[Entries from a dataset of interfaces]
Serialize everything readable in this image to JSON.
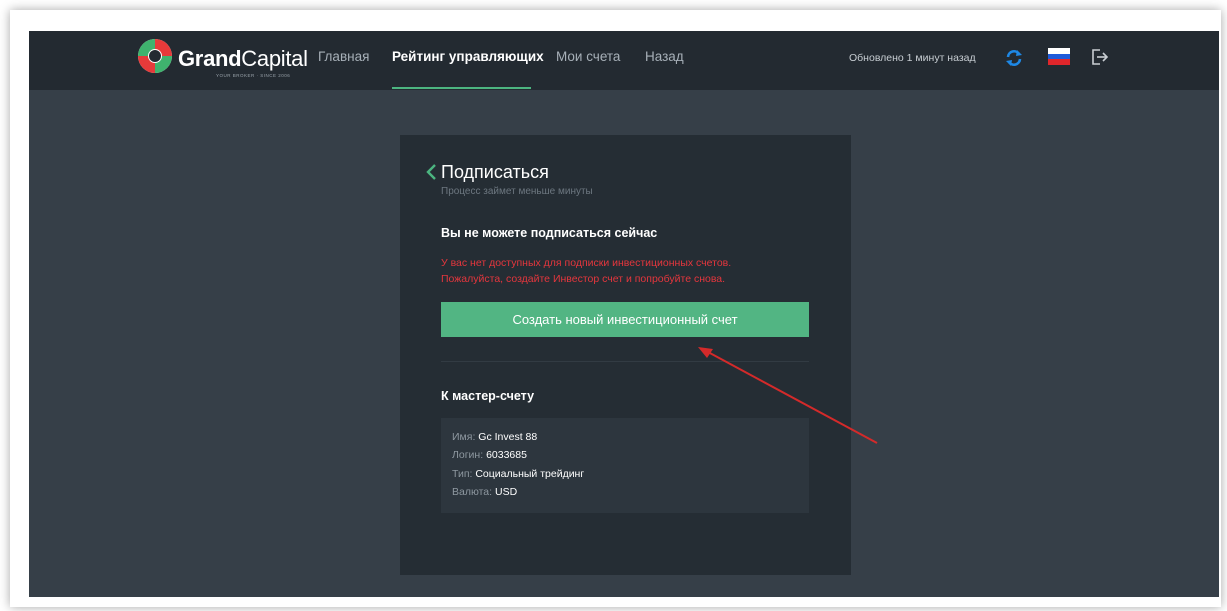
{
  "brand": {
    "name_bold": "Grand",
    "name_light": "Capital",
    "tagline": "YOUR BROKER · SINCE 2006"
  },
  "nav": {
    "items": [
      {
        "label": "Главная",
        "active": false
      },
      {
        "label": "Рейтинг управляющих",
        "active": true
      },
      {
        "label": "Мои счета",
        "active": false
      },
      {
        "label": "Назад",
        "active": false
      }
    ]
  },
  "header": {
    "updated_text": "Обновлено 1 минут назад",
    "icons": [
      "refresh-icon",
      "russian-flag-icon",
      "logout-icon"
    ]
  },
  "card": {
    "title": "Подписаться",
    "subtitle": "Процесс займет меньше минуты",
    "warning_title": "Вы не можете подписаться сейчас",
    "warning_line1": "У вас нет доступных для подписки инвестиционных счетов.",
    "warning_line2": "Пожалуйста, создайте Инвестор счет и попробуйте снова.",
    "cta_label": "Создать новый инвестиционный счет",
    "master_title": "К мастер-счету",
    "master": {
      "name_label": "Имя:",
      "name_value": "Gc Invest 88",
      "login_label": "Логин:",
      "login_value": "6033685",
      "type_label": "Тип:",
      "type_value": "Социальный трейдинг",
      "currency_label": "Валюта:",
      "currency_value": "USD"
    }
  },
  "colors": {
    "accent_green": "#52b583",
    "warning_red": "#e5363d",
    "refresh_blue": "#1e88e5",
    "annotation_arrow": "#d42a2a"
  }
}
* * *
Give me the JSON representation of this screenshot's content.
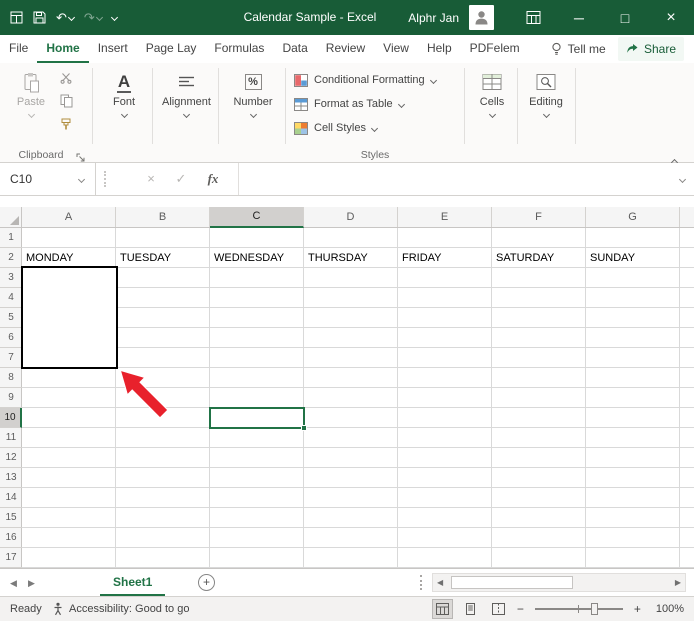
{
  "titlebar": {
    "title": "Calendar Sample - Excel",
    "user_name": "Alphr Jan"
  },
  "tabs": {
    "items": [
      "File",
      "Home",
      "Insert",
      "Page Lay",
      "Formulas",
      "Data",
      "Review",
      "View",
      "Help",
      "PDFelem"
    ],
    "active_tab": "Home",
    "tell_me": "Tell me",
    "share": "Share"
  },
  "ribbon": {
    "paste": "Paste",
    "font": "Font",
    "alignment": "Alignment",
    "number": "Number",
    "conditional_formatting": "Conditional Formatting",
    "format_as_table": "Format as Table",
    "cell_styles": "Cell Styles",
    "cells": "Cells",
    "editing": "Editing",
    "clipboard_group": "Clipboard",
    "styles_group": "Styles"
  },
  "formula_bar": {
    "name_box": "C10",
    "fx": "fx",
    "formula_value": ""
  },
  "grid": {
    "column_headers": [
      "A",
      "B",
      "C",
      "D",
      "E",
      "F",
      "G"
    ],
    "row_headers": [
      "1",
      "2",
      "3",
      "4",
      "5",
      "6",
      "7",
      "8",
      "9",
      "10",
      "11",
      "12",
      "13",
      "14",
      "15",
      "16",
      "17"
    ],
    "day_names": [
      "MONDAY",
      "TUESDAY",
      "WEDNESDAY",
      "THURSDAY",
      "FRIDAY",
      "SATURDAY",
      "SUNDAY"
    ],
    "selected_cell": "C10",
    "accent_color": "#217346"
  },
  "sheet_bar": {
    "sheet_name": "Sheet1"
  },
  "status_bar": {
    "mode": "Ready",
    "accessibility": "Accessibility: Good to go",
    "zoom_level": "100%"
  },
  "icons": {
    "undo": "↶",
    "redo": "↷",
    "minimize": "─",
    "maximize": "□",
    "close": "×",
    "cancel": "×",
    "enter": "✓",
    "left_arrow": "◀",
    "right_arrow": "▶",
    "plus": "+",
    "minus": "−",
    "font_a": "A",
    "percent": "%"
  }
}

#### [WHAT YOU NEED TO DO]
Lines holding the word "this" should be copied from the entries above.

#### [TASK SOLUTION]
Serialize everything readable in this image to JSON.
Give me the JSON representation of this screenshot's content.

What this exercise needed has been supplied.